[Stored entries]
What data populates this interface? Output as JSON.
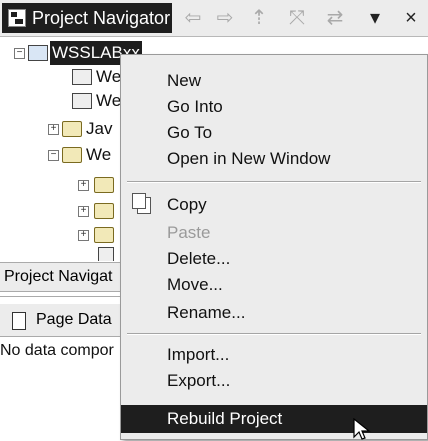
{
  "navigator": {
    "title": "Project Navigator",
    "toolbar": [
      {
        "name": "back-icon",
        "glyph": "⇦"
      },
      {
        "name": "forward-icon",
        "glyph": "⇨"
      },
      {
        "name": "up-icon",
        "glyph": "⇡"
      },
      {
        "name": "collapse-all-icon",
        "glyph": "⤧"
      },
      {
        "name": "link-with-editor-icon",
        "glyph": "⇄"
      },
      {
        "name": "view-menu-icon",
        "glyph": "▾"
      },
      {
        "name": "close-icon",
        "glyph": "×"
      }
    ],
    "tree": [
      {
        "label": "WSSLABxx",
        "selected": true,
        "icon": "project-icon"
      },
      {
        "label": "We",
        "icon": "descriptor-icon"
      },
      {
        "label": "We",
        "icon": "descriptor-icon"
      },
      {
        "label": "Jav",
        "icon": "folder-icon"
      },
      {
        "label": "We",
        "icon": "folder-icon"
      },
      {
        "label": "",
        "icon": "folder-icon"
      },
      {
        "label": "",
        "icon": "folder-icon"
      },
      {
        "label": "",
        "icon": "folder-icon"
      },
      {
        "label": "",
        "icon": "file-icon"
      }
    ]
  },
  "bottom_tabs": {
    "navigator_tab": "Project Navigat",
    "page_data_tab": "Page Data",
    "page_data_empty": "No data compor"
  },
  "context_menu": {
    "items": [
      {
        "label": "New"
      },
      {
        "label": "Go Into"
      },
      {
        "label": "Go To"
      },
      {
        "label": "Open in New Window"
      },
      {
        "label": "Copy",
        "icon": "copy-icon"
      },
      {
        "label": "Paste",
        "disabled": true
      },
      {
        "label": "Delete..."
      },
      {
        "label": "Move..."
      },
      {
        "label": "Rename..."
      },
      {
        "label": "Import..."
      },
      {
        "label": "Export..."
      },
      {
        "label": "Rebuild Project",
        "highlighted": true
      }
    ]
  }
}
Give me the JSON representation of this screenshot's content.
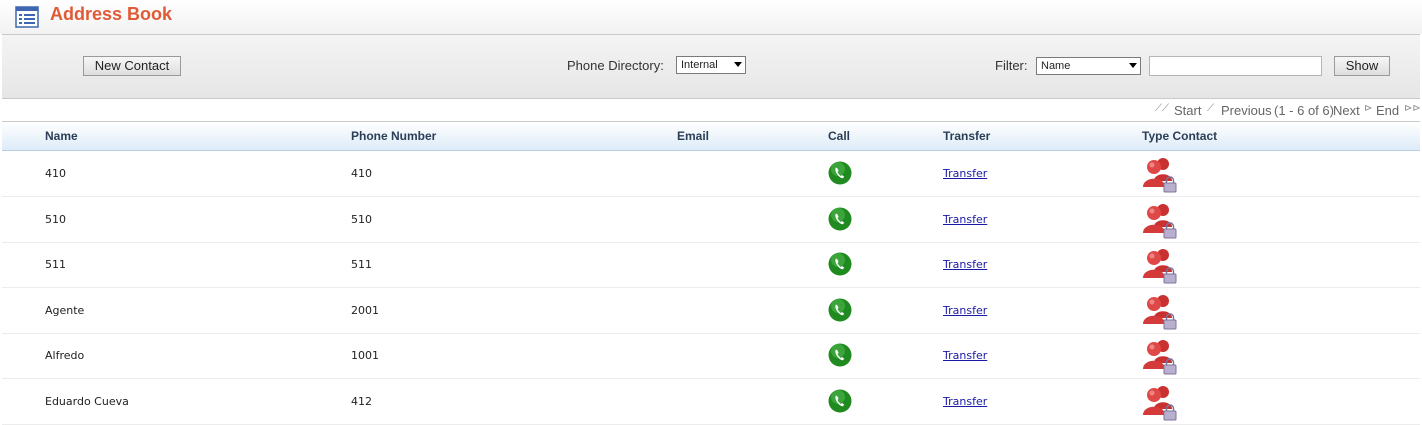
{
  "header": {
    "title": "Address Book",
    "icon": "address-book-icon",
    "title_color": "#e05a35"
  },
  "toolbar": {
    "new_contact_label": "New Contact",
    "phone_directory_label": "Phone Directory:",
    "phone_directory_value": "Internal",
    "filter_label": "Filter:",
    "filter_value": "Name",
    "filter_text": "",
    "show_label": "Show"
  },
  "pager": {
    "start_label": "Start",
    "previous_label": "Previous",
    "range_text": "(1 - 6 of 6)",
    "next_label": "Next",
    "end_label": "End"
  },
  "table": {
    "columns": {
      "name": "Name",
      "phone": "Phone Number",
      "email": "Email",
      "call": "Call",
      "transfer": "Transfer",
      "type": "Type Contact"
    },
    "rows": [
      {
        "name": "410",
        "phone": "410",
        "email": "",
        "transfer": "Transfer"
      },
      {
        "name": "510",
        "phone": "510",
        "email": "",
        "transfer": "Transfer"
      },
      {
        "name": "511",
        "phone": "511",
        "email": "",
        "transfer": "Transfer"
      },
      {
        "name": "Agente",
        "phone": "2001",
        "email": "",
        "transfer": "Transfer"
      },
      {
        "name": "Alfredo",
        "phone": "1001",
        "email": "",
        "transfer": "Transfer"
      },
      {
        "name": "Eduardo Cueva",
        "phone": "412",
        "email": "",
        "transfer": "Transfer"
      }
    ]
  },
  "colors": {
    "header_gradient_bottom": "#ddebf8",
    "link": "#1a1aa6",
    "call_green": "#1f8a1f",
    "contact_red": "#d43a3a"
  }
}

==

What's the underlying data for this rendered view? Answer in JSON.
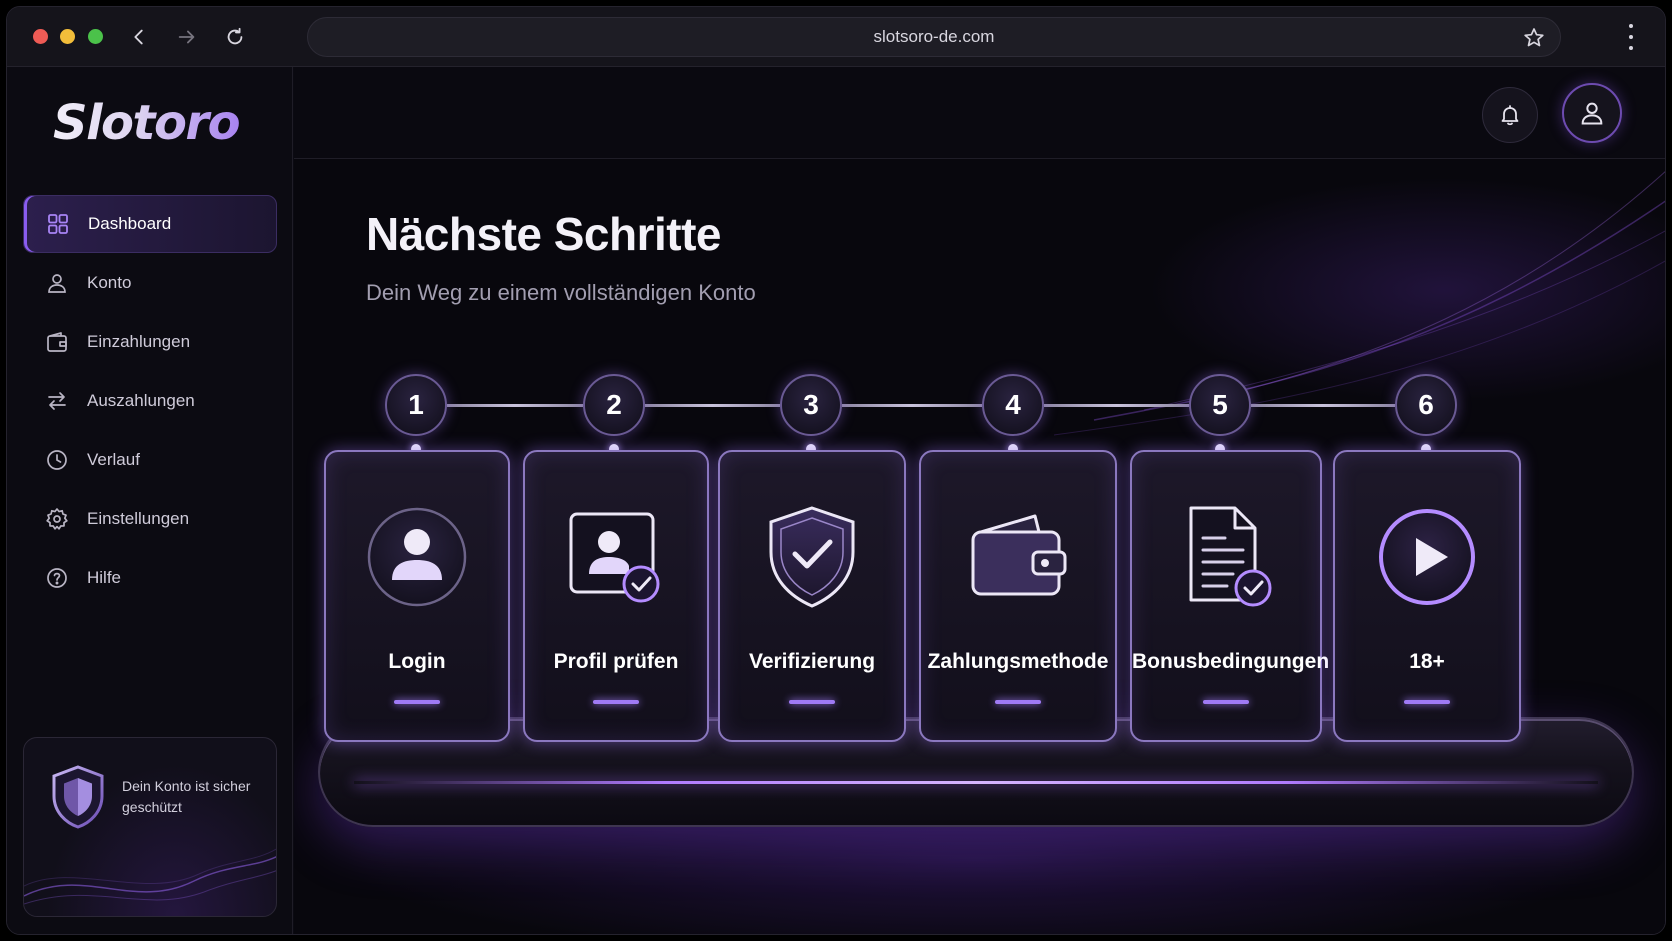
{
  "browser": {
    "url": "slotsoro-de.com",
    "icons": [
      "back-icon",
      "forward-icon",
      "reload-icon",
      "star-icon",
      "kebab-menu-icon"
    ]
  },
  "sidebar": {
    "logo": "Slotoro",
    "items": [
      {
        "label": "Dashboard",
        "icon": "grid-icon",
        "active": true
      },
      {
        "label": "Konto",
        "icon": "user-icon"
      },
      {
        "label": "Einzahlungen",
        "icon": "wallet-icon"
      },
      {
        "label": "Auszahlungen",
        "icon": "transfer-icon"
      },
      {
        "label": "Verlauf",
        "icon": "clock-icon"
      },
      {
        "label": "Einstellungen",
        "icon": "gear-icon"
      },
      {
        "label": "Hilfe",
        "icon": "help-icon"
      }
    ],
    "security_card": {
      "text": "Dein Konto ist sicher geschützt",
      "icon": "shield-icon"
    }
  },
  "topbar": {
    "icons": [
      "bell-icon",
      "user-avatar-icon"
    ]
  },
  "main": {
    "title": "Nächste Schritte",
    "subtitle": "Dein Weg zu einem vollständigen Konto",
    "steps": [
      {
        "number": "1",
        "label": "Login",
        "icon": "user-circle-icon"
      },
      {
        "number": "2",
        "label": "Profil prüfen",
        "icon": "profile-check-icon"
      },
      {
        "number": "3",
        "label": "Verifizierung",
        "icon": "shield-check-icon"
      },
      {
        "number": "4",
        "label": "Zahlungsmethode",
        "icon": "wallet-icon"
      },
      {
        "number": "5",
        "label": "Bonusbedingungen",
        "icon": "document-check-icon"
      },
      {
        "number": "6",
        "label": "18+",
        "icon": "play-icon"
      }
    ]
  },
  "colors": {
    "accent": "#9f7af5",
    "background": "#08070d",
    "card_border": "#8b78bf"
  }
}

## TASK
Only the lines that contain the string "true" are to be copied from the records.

## RESULT
        "selected": true,
        "disabled": true
        "highlighted": true
        "active": true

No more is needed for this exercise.